- [TASK PROMPT] Return each record exactly as it appears, so that nothing is dropped or altered.

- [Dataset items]
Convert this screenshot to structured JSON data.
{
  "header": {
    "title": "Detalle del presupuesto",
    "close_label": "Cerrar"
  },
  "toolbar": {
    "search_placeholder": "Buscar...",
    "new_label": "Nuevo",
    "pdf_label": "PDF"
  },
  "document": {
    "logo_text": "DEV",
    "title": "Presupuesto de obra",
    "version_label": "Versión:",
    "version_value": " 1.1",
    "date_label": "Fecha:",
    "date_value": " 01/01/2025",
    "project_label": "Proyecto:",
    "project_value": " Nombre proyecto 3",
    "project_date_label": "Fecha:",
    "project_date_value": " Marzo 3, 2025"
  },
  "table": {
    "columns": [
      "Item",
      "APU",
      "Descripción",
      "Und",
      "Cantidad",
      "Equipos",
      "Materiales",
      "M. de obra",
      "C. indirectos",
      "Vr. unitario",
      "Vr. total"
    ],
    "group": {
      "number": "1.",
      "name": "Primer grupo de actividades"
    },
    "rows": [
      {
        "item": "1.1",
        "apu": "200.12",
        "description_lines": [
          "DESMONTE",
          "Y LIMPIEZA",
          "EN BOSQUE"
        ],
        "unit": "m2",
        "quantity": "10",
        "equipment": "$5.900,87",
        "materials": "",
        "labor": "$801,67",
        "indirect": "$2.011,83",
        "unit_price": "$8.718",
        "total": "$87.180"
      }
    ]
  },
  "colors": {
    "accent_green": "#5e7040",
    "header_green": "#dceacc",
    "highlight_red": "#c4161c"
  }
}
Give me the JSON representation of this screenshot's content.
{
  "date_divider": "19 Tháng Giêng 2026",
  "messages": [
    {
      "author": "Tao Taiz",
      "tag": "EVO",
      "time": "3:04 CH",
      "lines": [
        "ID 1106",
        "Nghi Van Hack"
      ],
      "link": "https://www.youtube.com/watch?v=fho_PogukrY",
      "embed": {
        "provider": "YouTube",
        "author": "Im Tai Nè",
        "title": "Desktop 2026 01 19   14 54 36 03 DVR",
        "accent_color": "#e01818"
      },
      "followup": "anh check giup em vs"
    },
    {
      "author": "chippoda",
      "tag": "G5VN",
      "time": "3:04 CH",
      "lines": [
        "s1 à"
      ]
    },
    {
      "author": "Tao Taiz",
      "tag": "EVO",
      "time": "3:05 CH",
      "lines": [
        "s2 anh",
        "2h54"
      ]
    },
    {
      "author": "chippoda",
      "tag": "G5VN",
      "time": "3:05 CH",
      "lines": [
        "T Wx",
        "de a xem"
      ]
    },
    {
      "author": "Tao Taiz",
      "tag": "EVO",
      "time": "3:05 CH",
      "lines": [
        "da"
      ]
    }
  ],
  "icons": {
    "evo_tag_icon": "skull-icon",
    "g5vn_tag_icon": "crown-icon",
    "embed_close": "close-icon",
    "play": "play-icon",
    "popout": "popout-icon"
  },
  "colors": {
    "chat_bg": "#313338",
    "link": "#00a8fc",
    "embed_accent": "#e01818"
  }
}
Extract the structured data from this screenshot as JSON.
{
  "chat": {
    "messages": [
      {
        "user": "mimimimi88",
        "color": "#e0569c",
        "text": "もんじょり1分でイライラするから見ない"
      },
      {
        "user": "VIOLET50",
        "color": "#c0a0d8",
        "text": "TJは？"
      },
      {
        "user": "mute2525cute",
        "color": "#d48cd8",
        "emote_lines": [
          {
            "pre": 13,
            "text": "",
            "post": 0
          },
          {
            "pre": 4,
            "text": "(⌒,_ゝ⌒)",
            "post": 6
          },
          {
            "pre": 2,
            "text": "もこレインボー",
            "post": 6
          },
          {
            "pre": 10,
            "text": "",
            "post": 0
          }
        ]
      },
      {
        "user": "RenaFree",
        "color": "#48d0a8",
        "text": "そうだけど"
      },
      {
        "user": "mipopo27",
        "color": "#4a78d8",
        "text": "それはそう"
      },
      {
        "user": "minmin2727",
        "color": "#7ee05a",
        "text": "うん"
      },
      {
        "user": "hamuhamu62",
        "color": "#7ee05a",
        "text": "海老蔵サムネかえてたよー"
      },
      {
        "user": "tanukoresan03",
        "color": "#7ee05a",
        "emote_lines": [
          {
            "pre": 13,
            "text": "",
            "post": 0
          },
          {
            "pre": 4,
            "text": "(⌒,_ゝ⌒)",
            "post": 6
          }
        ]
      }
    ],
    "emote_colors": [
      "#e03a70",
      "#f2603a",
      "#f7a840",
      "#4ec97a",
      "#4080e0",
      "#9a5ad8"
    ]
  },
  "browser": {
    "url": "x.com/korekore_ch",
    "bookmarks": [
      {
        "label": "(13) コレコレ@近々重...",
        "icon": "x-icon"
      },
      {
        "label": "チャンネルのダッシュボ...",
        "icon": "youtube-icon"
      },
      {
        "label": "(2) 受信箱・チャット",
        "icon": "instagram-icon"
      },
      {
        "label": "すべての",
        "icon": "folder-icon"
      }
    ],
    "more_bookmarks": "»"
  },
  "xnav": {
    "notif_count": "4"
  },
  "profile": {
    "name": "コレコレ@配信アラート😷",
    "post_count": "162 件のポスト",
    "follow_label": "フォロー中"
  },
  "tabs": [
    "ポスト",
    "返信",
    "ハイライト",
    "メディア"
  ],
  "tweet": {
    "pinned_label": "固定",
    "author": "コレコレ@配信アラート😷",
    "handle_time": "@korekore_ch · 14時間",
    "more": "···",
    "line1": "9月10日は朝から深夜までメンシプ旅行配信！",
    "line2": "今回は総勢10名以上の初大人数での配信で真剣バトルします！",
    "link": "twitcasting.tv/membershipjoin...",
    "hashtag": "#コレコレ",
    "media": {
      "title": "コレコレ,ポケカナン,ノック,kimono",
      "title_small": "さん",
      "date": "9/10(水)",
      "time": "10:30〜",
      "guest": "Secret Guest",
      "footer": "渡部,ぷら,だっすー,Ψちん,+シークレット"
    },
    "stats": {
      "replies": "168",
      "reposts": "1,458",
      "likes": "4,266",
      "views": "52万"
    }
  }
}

- [TASK RESPONSE]
Convert this screenshot to structured JSON data.
{
  "header": {
    "title": "Detalle del presupuesto",
    "close_label": "Cerrar"
  },
  "toolbar": {
    "search_placeholder": "Buscar...",
    "new_label": "Nuevo",
    "pdf_label": "PDF"
  },
  "document": {
    "logo_text": "DEV",
    "title": "Presupuesto de obra",
    "version_label": "Versión:",
    "version_value": " 1.1",
    "date_label": "Fecha:",
    "date_value": " 01/01/2025",
    "project_label": "Proyecto:",
    "project_value": " Nombre proyecto 3",
    "project_date_label": "Fecha:",
    "project_date_value": " Marzo 3, 2025"
  },
  "table": {
    "columns": [
      "Item",
      "APU",
      "Descripción",
      "Und",
      "Cantidad",
      "Equipos",
      "Materiales",
      "M. de obra",
      "C. indirectos",
      "Vr. unitario",
      "Vr. total"
    ],
    "group": {
      "number": "1.",
      "name": "Primer grupo de actividades"
    },
    "rows": [
      {
        "item": "1.1",
        "apu": "200.12",
        "description_lines": [
          "DESMONTE",
          "Y LIMPIEZA",
          "EN BOSQUE"
        ],
        "unit": "m2",
        "quantity": "10",
        "equipment": "$5.900,87",
        "materials": "",
        "labor": "$801,67",
        "indirect": "$2.011,83",
        "unit_price": "$8.718",
        "total": "$87.180"
      }
    ]
  },
  "colors": {
    "accent_green": "#5e7040",
    "header_green": "#dceacc",
    "highlight_red": "#c4161c"
  }
}
Give me the JSON representation of this screenshot's content.
{
  "date_divider": "19 Tháng Giêng 2026",
  "messages": [
    {
      "author": "Tao Taiz",
      "tag": "EVO",
      "time": "3:04 CH",
      "lines": [
        "ID 1106",
        "Nghi Van Hack"
      ],
      "link": "https://www.youtube.com/watch?v=fho_PogukrY",
      "embed": {
        "provider": "YouTube",
        "author": "Im Tai Nè",
        "title": "Desktop 2026 01 19   14 54 36 03 DVR",
        "accent_color": "#e01818"
      },
      "followup": "anh check giup em vs"
    },
    {
      "author": "chippoda",
      "tag": "G5VN",
      "time": "3:04 CH",
      "lines": [
        "s1 à"
      ]
    },
    {
      "author": "Tao Taiz",
      "tag": "EVO",
      "time": "3:05 CH",
      "lines": [
        "s2 anh",
        "2h54"
      ]
    },
    {
      "author": "chippoda",
      "tag": "G5VN",
      "time": "3:05 CH",
      "lines": [
        "T Wx",
        "de a xem"
      ]
    },
    {
      "author": "Tao Taiz",
      "tag": "EVO",
      "time": "3:05 CH",
      "lines": [
        "da"
      ]
    }
  ],
  "icons": {
    "evo_tag_icon": "skull-icon",
    "g5vn_tag_icon": "crown-icon",
    "embed_close": "close-icon",
    "play": "play-icon",
    "popout": "popout-icon"
  },
  "colors": {
    "chat_bg": "#313338",
    "link": "#00a8fc",
    "embed_accent": "#e01818"
  }
}
Extract the structured data from this screenshot as JSON.
{
  "chat": {
    "messages": [
      {
        "user": "mimimimi88",
        "color": "#e0569c",
        "text": "もんじょり1分でイライラするから見ない"
      },
      {
        "user": "VIOLET50",
        "color": "#c0a0d8",
        "text": "TJは？"
      },
      {
        "user": "mute2525cute",
        "color": "#d48cd8",
        "emote_lines": [
          {
            "pre": 13,
            "text": "",
            "post": 0
          },
          {
            "pre": 4,
            "text": "(⌒,_ゝ⌒)",
            "post": 6
          },
          {
            "pre": 2,
            "text": "もこレインボー",
            "post": 6
          },
          {
            "pre": 10,
            "text": "",
            "post": 0
          }
        ]
      },
      {
        "user": "RenaFree",
        "color": "#48d0a8",
        "text": "そうだけど"
      },
      {
        "user": "mipopo27",
        "color": "#4a78d8",
        "text": "それはそう"
      },
      {
        "user": "minmin2727",
        "color": "#7ee05a",
        "text": "うん"
      },
      {
        "user": "hamuhamu62",
        "color": "#7ee05a",
        "text": "海老蔵サムネかえてたよー"
      },
      {
        "user": "tanukoresan03",
        "color": "#7ee05a",
        "emote_lines": [
          {
            "pre": 13,
            "text": "",
            "post": 0
          },
          {
            "pre": 4,
            "text": "(⌒,_ゝ⌒)",
            "post": 6
          }
        ]
      }
    ],
    "emote_colors": [
      "#e03a70",
      "#f2603a",
      "#f7a840",
      "#4ec97a",
      "#4080e0",
      "#9a5ad8"
    ]
  },
  "browser": {
    "url": "x.com/korekore_ch",
    "bookmarks": [
      {
        "label": "(13) コレコレ@近々重...",
        "icon": "x-icon"
      },
      {
        "label": "チャンネルのダッシュボ...",
        "icon": "youtube-icon"
      },
      {
        "label": "(2) 受信箱・チャット",
        "icon": "instagram-icon"
      },
      {
        "label": "すべての",
        "icon": "folder-icon"
      }
    ],
    "more_bookmarks": "»"
  },
  "xnav": {
    "notif_count": "4"
  },
  "profile": {
    "name": "コレコレ@配信アラート😷",
    "post_count": "162 件のポスト",
    "follow_label": "フォロー中"
  },
  "tabs": [
    "ポスト",
    "返信",
    "ハイライト",
    "メディア"
  ],
  "tweet": {
    "pinned_label": "固定",
    "author": "コレコレ@配信アラート😷",
    "handle_time": "@korekore_ch · 14時間",
    "more": "···",
    "line1": "9月10日は朝から深夜までメンシプ旅行配信！",
    "line2": "今回は総勢10名以上の初大人数での配信で真剣バトルします！",
    "link": "twitcasting.tv/membershipjoin...",
    "hashtag": "#コレコレ",
    "media": {
      "title": "コレコレ,ポケカナン,ノック,kimono",
      "title_small": "さん",
      "date": "9/10(水)",
      "time": "10:30〜",
      "guest": "Secret Guest",
      "footer": "渡部,ぷら,だっすー,Ψちん,+シークレット"
    },
    "stats": {
      "replies": "168",
      "reposts": "1,458",
      "likes": "4,266",
      "views": "52万"
    }
  }
}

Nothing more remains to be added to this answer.